→ AIM OF THE EXERCISE
The entries are to be output once more, word for word.

→ RECORDS FOR PROCESSING
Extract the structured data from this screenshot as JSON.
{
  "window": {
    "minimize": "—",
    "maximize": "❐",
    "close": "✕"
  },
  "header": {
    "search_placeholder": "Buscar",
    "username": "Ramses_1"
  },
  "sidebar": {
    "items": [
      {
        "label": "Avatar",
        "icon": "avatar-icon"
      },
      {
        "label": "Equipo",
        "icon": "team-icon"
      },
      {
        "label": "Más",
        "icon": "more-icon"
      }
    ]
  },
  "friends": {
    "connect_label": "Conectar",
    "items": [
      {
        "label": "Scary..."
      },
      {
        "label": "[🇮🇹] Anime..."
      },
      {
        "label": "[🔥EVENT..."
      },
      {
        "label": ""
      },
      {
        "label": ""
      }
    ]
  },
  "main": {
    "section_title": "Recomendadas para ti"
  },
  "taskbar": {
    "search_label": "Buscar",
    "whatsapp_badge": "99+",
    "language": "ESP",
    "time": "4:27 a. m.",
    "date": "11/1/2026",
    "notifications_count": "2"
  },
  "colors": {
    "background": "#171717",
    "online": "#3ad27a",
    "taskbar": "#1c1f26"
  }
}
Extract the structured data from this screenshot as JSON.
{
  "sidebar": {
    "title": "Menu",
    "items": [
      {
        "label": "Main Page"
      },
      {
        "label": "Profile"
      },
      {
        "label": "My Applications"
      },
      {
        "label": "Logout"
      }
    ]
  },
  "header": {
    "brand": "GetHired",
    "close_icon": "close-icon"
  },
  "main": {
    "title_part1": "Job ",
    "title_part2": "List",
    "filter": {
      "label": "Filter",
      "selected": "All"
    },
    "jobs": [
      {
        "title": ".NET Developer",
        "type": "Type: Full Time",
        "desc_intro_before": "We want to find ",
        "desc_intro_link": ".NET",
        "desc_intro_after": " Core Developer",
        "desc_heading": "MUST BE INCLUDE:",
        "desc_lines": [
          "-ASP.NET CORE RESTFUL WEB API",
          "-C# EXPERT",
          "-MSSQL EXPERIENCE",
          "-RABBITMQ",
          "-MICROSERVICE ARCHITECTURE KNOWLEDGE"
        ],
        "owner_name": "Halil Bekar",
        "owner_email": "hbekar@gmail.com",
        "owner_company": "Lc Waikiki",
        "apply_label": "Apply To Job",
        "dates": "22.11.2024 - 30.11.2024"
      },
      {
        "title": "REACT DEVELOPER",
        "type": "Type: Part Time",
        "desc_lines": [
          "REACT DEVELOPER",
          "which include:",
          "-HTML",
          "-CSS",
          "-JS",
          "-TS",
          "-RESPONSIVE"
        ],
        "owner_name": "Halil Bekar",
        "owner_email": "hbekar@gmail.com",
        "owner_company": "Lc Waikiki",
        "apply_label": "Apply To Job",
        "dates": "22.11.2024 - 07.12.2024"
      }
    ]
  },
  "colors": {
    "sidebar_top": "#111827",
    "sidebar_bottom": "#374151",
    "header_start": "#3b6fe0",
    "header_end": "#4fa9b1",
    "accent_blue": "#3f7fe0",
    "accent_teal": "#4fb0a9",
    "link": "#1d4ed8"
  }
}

→ OUTPUT OF THE EXERCISE
Extract the structured data from this screenshot as JSON.
{
  "window": {
    "minimize": "—",
    "maximize": "❐",
    "close": "✕"
  },
  "header": {
    "search_placeholder": "Buscar",
    "username": "Ramses_1"
  },
  "sidebar": {
    "items": [
      {
        "label": "Avatar",
        "icon": "avatar-icon"
      },
      {
        "label": "Equipo",
        "icon": "team-icon"
      },
      {
        "label": "Más",
        "icon": "more-icon"
      }
    ]
  },
  "friends": {
    "connect_label": "Conectar",
    "items": [
      {
        "label": "Scary..."
      },
      {
        "label": "[🇮🇹] Anime..."
      },
      {
        "label": "[🔥EVENT..."
      },
      {
        "label": ""
      },
      {
        "label": ""
      }
    ]
  },
  "main": {
    "section_title": "Recomendadas para ti"
  },
  "taskbar": {
    "search_label": "Buscar",
    "whatsapp_badge": "99+",
    "language": "ESP",
    "time": "4:27 a. m.",
    "date": "11/1/2026",
    "notifications_count": "2"
  },
  "colors": {
    "background": "#171717",
    "online": "#3ad27a",
    "taskbar": "#1c1f26"
  }
}
Extract the structured data from this screenshot as JSON.
{
  "sidebar": {
    "title": "Menu",
    "items": [
      {
        "label": "Main Page"
      },
      {
        "label": "Profile"
      },
      {
        "label": "My Applications"
      },
      {
        "label": "Logout"
      }
    ]
  },
  "header": {
    "brand": "GetHired",
    "close_icon": "close-icon"
  },
  "main": {
    "title_part1": "Job ",
    "title_part2": "List",
    "filter": {
      "label": "Filter",
      "selected": "All"
    },
    "jobs": [
      {
        "title": ".NET Developer",
        "type": "Type: Full Time",
        "desc_intro_before": "We want to find ",
        "desc_intro_link": ".NET",
        "desc_intro_after": " Core Developer",
        "desc_heading": "MUST BE INCLUDE:",
        "desc_lines": [
          "-ASP.NET CORE RESTFUL WEB API",
          "-C# EXPERT",
          "-MSSQL EXPERIENCE",
          "-RABBITMQ",
          "-MICROSERVICE ARCHITECTURE KNOWLEDGE"
        ],
        "owner_name": "Halil Bekar",
        "owner_email": "hbekar@gmail.com",
        "owner_company": "Lc Waikiki",
        "apply_label": "Apply To Job",
        "dates": "22.11.2024 - 30.11.2024"
      },
      {
        "title": "REACT DEVELOPER",
        "type": "Type: Part Time",
        "desc_lines": [
          "REACT DEVELOPER",
          "which include:",
          "-HTML",
          "-CSS",
          "-JS",
          "-TS",
          "-RESPONSIVE"
        ],
        "owner_name": "Halil Bekar",
        "owner_email": "hbekar@gmail.com",
        "owner_company": "Lc Waikiki",
        "apply_label": "Apply To Job",
        "dates": "22.11.2024 - 07.12.2024"
      }
    ]
  },
  "colors": {
    "sidebar_top": "#111827",
    "sidebar_bottom": "#374151",
    "header_start": "#3b6fe0",
    "header_end": "#4fa9b1",
    "accent_blue": "#3f7fe0",
    "accent_teal": "#4fb0a9",
    "link": "#1d4ed8"
  }
}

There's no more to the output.